DATASET EXTRACT
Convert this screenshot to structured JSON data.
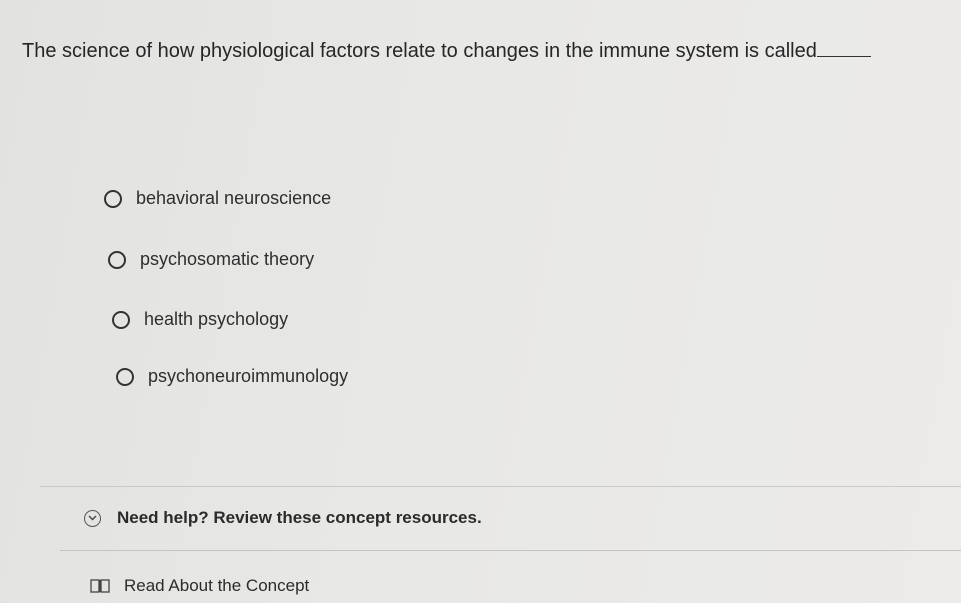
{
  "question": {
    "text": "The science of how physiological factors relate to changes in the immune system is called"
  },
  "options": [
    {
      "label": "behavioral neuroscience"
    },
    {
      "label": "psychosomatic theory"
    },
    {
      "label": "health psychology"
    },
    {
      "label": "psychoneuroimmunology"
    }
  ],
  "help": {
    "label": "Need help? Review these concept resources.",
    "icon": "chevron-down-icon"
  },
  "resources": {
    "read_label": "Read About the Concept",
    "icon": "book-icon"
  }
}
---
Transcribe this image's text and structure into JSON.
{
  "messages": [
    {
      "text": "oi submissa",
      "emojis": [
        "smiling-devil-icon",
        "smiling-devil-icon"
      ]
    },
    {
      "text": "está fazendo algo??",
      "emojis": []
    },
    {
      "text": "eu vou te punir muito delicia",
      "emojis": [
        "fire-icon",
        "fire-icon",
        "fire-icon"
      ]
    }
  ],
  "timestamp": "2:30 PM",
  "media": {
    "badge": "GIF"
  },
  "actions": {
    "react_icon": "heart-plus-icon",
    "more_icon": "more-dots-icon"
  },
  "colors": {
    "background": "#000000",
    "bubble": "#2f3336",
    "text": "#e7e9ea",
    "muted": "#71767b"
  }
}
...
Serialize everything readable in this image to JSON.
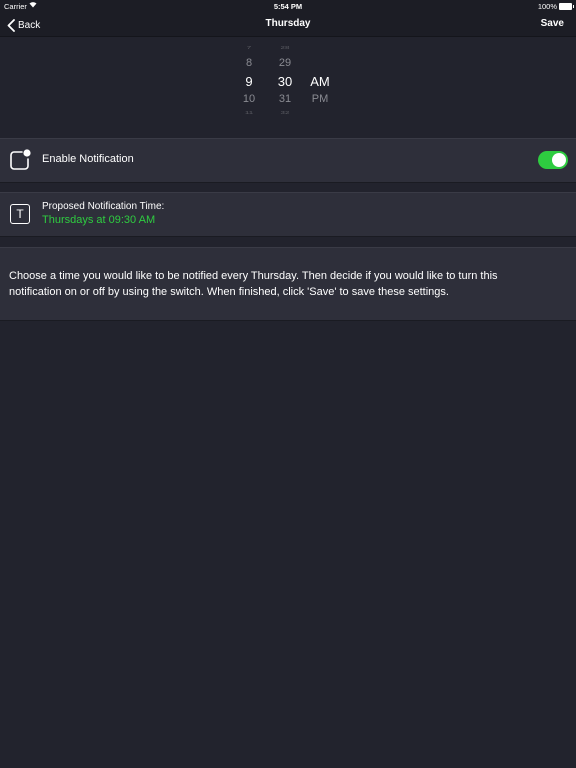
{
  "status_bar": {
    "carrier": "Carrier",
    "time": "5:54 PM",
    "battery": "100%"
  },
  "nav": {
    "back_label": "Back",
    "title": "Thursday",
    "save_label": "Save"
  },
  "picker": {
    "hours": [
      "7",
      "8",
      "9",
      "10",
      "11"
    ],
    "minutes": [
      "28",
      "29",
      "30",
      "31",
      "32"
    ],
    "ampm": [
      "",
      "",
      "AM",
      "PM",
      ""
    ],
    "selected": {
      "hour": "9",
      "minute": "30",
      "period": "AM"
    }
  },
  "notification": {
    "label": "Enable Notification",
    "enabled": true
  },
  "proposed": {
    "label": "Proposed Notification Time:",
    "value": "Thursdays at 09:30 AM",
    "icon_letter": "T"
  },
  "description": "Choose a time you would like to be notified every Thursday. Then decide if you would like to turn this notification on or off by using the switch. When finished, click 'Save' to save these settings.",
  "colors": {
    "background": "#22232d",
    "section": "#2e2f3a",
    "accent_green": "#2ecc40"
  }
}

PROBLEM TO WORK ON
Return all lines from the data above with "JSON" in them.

EXERCISE SOLUTION
Convert this screenshot to structured JSON data.
Transcribe this image's text and structure into JSON.
Serialize everything readable in this image to JSON.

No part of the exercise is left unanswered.